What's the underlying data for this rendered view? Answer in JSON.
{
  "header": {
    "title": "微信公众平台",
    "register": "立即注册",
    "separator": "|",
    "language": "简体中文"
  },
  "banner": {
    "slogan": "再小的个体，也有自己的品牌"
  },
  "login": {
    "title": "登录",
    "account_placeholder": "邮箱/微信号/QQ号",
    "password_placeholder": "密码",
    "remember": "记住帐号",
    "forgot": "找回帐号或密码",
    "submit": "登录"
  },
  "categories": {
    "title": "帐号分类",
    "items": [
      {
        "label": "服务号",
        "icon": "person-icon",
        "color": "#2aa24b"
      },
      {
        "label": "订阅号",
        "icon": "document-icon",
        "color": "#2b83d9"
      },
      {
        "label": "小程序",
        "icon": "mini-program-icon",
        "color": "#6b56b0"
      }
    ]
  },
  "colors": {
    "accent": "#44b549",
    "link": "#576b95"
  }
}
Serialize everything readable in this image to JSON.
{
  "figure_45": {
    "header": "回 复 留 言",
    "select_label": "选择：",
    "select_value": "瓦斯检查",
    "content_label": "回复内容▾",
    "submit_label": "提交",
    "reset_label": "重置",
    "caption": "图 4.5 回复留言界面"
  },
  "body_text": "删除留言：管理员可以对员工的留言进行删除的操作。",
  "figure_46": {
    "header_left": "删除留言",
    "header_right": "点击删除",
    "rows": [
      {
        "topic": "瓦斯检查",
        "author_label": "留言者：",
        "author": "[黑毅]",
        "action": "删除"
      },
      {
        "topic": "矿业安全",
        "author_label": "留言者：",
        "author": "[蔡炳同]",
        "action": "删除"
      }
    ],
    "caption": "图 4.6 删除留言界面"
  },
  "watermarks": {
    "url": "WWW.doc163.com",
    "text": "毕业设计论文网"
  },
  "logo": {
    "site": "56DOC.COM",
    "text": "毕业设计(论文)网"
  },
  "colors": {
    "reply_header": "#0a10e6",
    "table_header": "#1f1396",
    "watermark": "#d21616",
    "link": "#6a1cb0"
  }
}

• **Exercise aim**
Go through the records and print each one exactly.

• **Solution to this exercise**
What's the underlying data for this rendered view? Answer in JSON.
{
  "header": {
    "title": "微信公众平台",
    "register": "立即注册",
    "separator": "|",
    "language": "简体中文"
  },
  "banner": {
    "slogan": "再小的个体，也有自己的品牌"
  },
  "login": {
    "title": "登录",
    "account_placeholder": "邮箱/微信号/QQ号",
    "password_placeholder": "密码",
    "remember": "记住帐号",
    "forgot": "找回帐号或密码",
    "submit": "登录"
  },
  "categories": {
    "title": "帐号分类",
    "items": [
      {
        "label": "服务号",
        "icon": "person-icon",
        "color": "#2aa24b"
      },
      {
        "label": "订阅号",
        "icon": "document-icon",
        "color": "#2b83d9"
      },
      {
        "label": "小程序",
        "icon": "mini-program-icon",
        "color": "#6b56b0"
      }
    ]
  },
  "colors": {
    "accent": "#44b549",
    "link": "#576b95"
  }
}
Serialize everything readable in this image to JSON.
{
  "figure_45": {
    "header": "回 复 留 言",
    "select_label": "选择：",
    "select_value": "瓦斯检查",
    "content_label": "回复内容▾",
    "submit_label": "提交",
    "reset_label": "重置",
    "caption": "图 4.5 回复留言界面"
  },
  "body_text": "删除留言：管理员可以对员工的留言进行删除的操作。",
  "figure_46": {
    "header_left": "删除留言",
    "header_right": "点击删除",
    "rows": [
      {
        "topic": "瓦斯检查",
        "author_label": "留言者：",
        "author": "[黑毅]",
        "action": "删除"
      },
      {
        "topic": "矿业安全",
        "author_label": "留言者：",
        "author": "[蔡炳同]",
        "action": "删除"
      }
    ],
    "caption": "图 4.6 删除留言界面"
  },
  "watermarks": {
    "url": "WWW.doc163.com",
    "text": "毕业设计论文网"
  },
  "logo": {
    "site": "56DOC.COM",
    "text": "毕业设计(论文)网"
  },
  "colors": {
    "reply_header": "#0a10e6",
    "table_header": "#1f1396",
    "watermark": "#d21616",
    "link": "#6a1cb0"
  }
}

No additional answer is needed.